Greg Beesley, chairman of the Tax Limitation Coalition, said parents would get only $600 per student attending a private school, while the remaining $1,800 Utah spends annually on each student would go back to the state.

A whirlwind of contradictory figures were thrown around throughout the debate. When one Utah County employee stood to say that as many as 100 county workers would be laid off under the cuts, Mills Crenshaw, spokesman for the limitation coalition, scoffed.

"That's a remarkable number. Add to it that if the initiatives go through, it'll breed communism. I hear the most outrageous claims," he said. "Don't let them frighten you with statistics. The only people who seem to be confused (about the effects the cuts would have) are those who fear they're losing their power.

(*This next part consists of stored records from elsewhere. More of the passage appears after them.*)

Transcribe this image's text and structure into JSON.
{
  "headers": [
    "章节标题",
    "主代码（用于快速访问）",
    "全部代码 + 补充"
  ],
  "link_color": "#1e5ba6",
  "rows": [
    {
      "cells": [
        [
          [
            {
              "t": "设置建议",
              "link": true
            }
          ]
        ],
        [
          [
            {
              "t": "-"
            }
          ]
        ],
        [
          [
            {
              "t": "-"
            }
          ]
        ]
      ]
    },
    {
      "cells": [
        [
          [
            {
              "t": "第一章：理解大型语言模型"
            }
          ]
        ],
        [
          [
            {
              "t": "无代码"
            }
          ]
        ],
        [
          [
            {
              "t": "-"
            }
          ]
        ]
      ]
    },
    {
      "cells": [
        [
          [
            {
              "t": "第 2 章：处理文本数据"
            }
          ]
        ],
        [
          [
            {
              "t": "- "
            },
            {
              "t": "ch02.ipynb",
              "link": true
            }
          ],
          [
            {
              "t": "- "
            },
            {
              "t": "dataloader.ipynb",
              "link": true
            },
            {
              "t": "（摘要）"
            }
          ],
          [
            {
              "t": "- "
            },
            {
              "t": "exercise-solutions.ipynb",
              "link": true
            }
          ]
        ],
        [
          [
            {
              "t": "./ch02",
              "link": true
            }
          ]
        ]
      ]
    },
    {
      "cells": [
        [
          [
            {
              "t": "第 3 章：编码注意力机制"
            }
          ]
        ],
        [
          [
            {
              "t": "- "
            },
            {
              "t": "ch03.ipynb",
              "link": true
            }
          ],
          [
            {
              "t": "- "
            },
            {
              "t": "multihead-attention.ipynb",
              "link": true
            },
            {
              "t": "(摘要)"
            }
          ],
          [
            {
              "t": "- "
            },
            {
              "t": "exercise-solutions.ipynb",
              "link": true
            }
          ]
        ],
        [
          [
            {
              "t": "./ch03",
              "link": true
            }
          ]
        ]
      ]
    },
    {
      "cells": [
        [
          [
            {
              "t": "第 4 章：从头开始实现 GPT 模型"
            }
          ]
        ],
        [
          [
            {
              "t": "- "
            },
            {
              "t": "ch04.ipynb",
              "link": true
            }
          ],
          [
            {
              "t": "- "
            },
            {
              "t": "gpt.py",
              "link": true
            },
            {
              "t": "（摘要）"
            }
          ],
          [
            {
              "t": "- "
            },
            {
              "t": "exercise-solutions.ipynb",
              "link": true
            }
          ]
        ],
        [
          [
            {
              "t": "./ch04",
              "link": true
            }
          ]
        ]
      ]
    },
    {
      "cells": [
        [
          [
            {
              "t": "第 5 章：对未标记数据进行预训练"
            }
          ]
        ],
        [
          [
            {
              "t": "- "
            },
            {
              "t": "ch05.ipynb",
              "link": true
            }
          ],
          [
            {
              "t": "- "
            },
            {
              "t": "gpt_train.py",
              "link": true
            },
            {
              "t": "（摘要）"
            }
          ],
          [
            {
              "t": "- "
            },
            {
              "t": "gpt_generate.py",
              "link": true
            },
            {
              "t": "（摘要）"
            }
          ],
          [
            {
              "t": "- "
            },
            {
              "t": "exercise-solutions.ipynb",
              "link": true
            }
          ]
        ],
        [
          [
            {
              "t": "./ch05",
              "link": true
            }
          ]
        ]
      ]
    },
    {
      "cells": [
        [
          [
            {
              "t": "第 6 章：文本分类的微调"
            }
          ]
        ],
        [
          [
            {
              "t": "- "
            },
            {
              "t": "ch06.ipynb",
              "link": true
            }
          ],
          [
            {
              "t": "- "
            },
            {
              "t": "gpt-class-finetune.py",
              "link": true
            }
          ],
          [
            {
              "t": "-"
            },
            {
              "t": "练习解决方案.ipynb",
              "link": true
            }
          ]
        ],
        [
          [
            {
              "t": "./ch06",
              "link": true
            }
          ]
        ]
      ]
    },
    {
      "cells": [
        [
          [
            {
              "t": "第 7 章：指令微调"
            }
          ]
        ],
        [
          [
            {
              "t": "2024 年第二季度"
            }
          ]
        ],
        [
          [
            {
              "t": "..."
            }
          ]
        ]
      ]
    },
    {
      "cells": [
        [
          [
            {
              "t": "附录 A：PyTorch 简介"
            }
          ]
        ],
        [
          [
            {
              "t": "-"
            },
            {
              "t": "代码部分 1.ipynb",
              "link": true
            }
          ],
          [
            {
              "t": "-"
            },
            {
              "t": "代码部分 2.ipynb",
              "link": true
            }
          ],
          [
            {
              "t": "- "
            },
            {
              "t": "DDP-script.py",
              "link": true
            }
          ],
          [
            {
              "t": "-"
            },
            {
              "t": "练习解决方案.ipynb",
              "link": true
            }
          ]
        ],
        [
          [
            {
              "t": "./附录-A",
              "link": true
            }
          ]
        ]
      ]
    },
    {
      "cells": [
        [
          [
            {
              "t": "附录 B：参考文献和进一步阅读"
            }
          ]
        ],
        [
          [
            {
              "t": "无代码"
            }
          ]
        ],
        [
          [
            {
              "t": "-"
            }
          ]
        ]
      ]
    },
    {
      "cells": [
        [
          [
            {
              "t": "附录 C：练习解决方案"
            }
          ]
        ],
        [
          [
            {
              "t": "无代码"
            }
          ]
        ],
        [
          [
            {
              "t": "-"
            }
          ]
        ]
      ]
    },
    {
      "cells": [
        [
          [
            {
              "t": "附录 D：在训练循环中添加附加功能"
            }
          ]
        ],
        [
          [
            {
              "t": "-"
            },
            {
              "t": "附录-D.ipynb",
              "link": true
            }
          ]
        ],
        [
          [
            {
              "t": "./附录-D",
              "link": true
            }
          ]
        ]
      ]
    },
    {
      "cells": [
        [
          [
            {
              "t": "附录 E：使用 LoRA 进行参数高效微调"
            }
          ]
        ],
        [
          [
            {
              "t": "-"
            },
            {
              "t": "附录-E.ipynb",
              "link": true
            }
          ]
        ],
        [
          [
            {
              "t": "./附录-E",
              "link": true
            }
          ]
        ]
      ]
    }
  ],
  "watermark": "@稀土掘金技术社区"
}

The cuts will not be enough to cripple the economy."

Beesley said that under the most extreme scenario, government spending would be cut by 6 percent. "Opponents have launched a fear campaign."

But Leavitt said tax cut supporters refuse to say where money would be cut from government programs, and that should concern voters.

"We believe these proposals simply go too far. There's never been a tax initiative this radical," he said. "There's no way you can debate with figures that are completely unreliable and undocumented. They refuse to show where cuts will be made, and the minute anyone brings that up, they call it a scare tactic."

Jon Memmott, former chief of staff for Gov. Norm Bangerter and a member of Taxpayers for Utah, said voters should think about why the Utah State Chamber of Commerce as well as the Salt Lake Area, Ogden and Sandy Chambers have all announced their opposition to the initiatives.

"What it really boils down to is who do you believe. Wouldn't you think that if this really stimulated business, wouldn't you think the chambers of commerce would support this?"

Crenshaw said the chambers have a conflict of interest, because they receive money from city governments. The Provo/Orem Chamber gets $10,000 from each city annually.

"Follow the buck and you'll have the answers," Crenshaw said.

"I guarantee you that with a million dollar budget, we don't change our vote for $10,000 from the city," Densley said.

Crenshaw said the state's economy cannot survive without the initiatives. "If you don't pass these initiatives, the last one out of this state better turn off the pumps."